You’re browsing the internet and a modal (like the one pictured above) pops up. Now you have to decide if you want to “learn more,” leave the website, or accept the cookies. The modal says cookies will “improve your browsing experience,” which sounds pretty great. Plus, clicking the “learn more” link and reading a bunch of details probably isn’t what you came to the internet for.
This blog post is for those of us who click that accept button and never look back. I’ll explain cookies (otherwise known as HTTP cookies), an important piece of everyone’s internet browsing experience.
What’s a Cookie?
A cookie is a little file that a website places on your computer; it records information about how you interact with the website’s content. When you return to a site you visited previously, the site reads the cookie and uses that information to personalize your experience.
Cookies allow you to stay logged in, have your currency pre-selected, re-populate the items you added to your shopping cart, and many other things. They may also keep track of how many times you’ve visited and remember which type of things you’re interested in. Cookies can make a user’s experience effortless, but they can also be a potential invasion of privacy.
Some sites place a cookie on your computer as soon as you arrive. But if you’re prompted to approve cookies, it’s likely the website is following European cookie laws.
Over the last few decades, internet users and governments have become much more aware of cookies’ potential harm. In 2018, the European Union established the General Data Protection Regulation (GDPR), which protects a user’s personal information. Among other things, it requires websites to get the user’s express permission before collecting any of their information.

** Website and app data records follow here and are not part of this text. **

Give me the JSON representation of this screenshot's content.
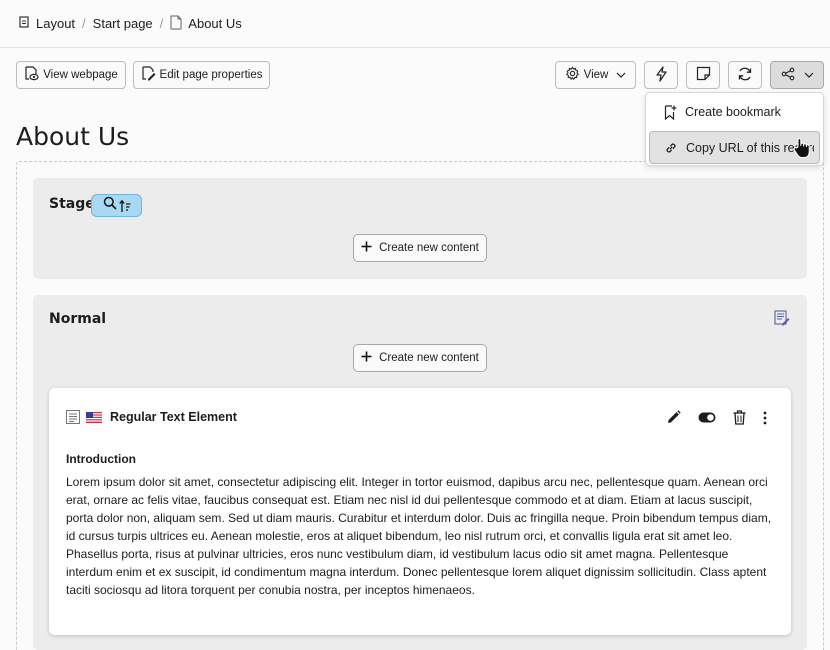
{
  "breadcrumb": {
    "items": [
      "Layout",
      "Start page",
      "About Us"
    ]
  },
  "toolbar": {
    "view_webpage": "View webpage",
    "edit_page_properties": "Edit page properties",
    "view": "View"
  },
  "share_menu": {
    "items": [
      "Create bookmark",
      "Copy URL of this record"
    ]
  },
  "page": {
    "title": "About Us"
  },
  "columns": {
    "stage": {
      "title": "Stage",
      "create_label": "Create new content"
    },
    "normal": {
      "title": "Normal",
      "create_label": "Create new content"
    }
  },
  "content_element": {
    "title": "Regular Text Element",
    "heading": "Introduction",
    "body": "Lorem ipsum dolor sit amet, consectetur adipiscing elit. Integer in tortor euismod, dapibus arcu nec, pellentesque quam. Aenean orci erat, ornare ac felis vitae, faucibus consequat est. Etiam nec nisl id dui pellentesque commodo et at diam. Etiam at lacus suscipit, porta dolor non, aliquam sem. Sed ut diam mauris. Curabitur et interdum dolor. Duis ac fringilla neque. Proin bibendum tempus diam, id cursus turpis ultrices eu. Aenean molestie, eros at aliquet bibendum, leo nisl rutrum orci, et convallis ligula erat sit amet leo. Phasellus porta, risus at pulvinar ultricies, eros nunc vestibulum diam, id vestibulum lacus odio sit amet magna. Pellentesque interdum enim et ex suscipit, id condimentum magna interdum. Donec pellentesque lorem aliquet dignissim sollicitudin. Class aptent taciti sociosqu ad litora torquent per conubia nostra, per inceptos himenaeos."
  },
  "colors": {
    "badge_bg": "#a9d8f3",
    "column_bg": "#ececec",
    "menu_active_bg": "#e2e2e2"
  }
}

The United States does not have similar protections in place, although some states have data protection laws. This means cookies can be placed without the user’s permission.
Types of Cookies
There are two major types of cookies: first-party cookies and third-party cookies. First-party cookies are exactly what we’ve been describing. They’re created by the website you’re visiting, and they store site-specific information. First-party cookies allow us to view websites just like we did in the past.
Third-party cookies are a little trickier. When you visit a website, it loads code that allows a third-party server to create a cookie on your computer. Why would websites allow third-party cookies? In general, they’re either connected to paid advertising or they allow users to take third-party actions on the content.
Let’s say you’re shopping for a new sleeping bag. You look at a couple and decide you’re not ready to make the splurge. Instead of continuing your search, you decide to browse your favorite news website… and somehow it’s plastered with sleeping bags ads! This cross-website advertising is the work of third-party cookies.
Unlike first-party cookies, these cookies can be accessed on any website that loads the third-party code. The site where you viewed sleeping bags was using the third-party cookie and took note of your new shopping interest. Then that same cookie was read on the news website to load targeted sleeping bag ads.
Third-party cookies are also behind the “share” buttons that allow us to post content to social media sites. They give the two domains a way to communicate your experience to each other seamlessly.
Additionally, third-party cookies are used for plugins like live chat windows and sometimes more malicious things like user tracking.
First-party cookies are widely allowed in browsers, and (for the most part) they’re safe to use. But third-party cookies are limited by some browsers.
When you use the internet, cookies will be placed on your machine. This means sites will inevitably track your information.
Then investigate how your browser manages cookies (here’s information from Chrome, Firefox, and Safari). Your browser’s settings will allow you to set rules about cookie usage and clear out cookies and other browsing data. It may even give you the option to pick and choose which cookies to keep or delete.
Ultimately, it’s just good to be aware of how cookies can function. If you’ve made it this far, I hope you feel like you have a better understanding of HTTP cookies. Happy baking!